▶ Requirement: Check each line of the entries below for the word "dust", and copy out the ones that have it.

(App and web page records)
━━━━━━

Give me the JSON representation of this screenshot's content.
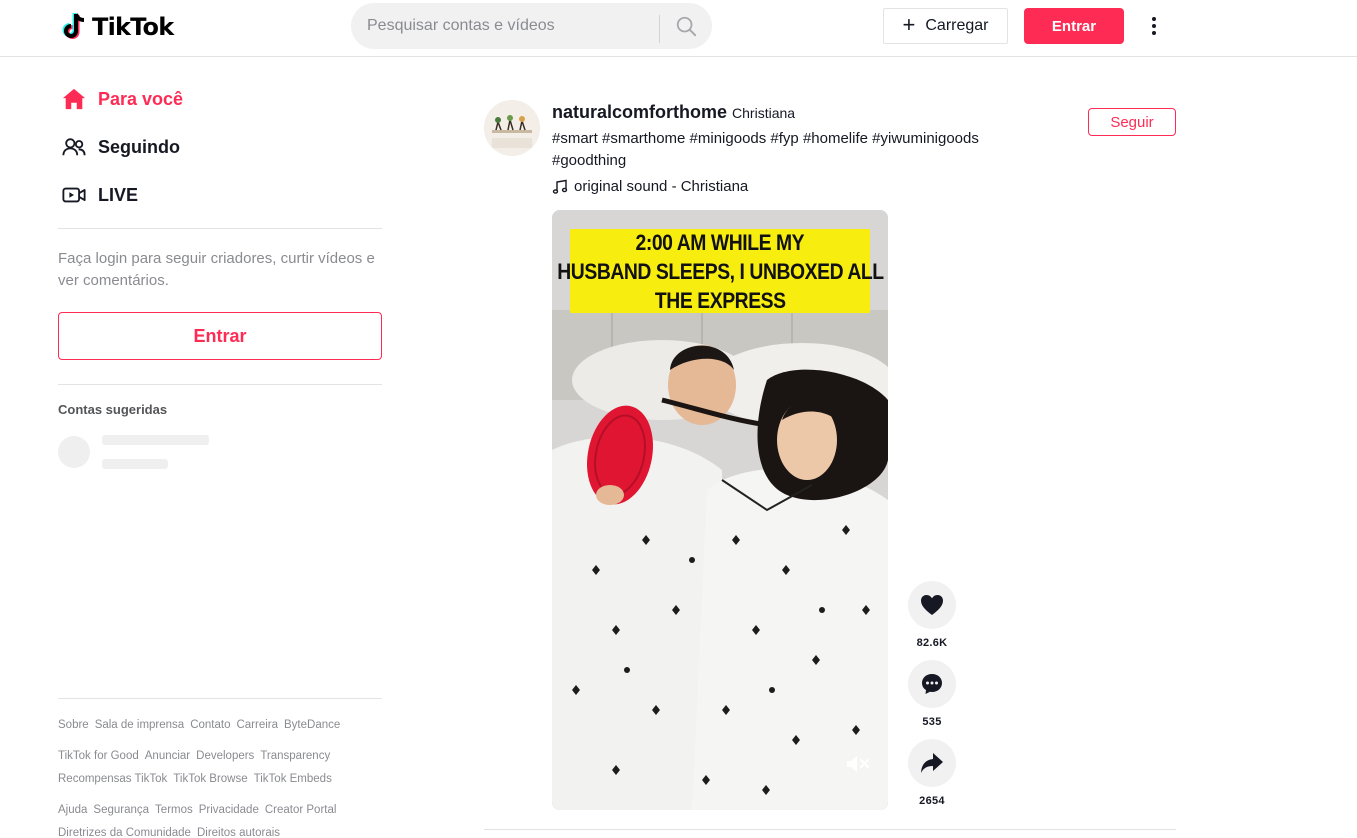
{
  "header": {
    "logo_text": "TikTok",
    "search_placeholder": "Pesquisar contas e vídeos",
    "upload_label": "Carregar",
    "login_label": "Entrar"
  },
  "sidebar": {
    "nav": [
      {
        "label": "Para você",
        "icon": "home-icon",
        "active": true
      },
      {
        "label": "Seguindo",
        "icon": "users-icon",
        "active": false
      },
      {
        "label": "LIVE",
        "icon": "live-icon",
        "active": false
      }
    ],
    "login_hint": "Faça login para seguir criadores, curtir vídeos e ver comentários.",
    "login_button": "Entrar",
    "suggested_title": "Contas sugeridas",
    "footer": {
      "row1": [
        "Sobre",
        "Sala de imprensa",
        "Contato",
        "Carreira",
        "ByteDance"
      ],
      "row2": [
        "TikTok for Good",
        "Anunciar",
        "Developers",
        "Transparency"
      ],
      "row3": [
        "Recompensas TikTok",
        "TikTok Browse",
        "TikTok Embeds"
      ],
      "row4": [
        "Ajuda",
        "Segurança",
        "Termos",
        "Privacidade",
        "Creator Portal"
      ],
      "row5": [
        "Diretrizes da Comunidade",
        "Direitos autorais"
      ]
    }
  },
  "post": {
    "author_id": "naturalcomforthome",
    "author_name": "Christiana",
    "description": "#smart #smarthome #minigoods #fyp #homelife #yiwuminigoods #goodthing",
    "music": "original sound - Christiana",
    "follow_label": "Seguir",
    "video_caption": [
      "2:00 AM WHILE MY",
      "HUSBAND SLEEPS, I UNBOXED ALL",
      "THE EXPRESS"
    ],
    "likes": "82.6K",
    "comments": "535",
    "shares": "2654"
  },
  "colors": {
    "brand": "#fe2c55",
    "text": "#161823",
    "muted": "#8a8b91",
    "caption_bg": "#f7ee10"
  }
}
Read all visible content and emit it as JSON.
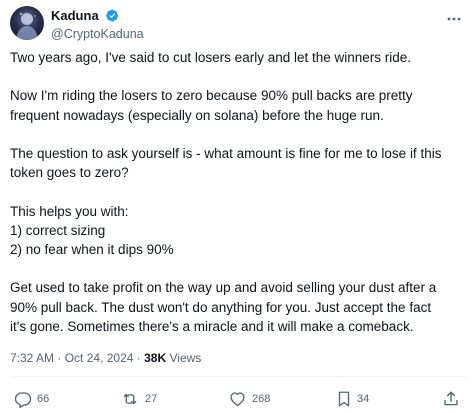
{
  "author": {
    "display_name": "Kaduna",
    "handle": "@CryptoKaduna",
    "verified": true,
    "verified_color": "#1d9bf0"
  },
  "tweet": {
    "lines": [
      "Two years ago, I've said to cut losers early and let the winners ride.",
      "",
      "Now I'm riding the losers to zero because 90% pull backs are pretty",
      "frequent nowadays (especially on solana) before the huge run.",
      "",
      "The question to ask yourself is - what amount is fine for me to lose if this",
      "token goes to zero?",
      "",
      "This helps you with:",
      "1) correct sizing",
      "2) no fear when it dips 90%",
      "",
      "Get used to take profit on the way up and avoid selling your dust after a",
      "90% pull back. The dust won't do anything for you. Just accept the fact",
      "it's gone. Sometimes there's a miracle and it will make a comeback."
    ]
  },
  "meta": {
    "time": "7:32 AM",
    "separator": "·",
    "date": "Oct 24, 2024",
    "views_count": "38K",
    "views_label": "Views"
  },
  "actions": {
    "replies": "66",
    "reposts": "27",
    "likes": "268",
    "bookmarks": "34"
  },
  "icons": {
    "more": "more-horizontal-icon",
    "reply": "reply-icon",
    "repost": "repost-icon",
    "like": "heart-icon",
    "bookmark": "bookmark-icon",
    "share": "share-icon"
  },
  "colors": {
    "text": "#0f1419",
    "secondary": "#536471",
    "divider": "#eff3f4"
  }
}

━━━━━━

▶ Exercise result:
      "Get used to take profit on the way up and avoid selling your dust after a",
      "90% pull back. The dust won't do anything for you. Just accept the fact",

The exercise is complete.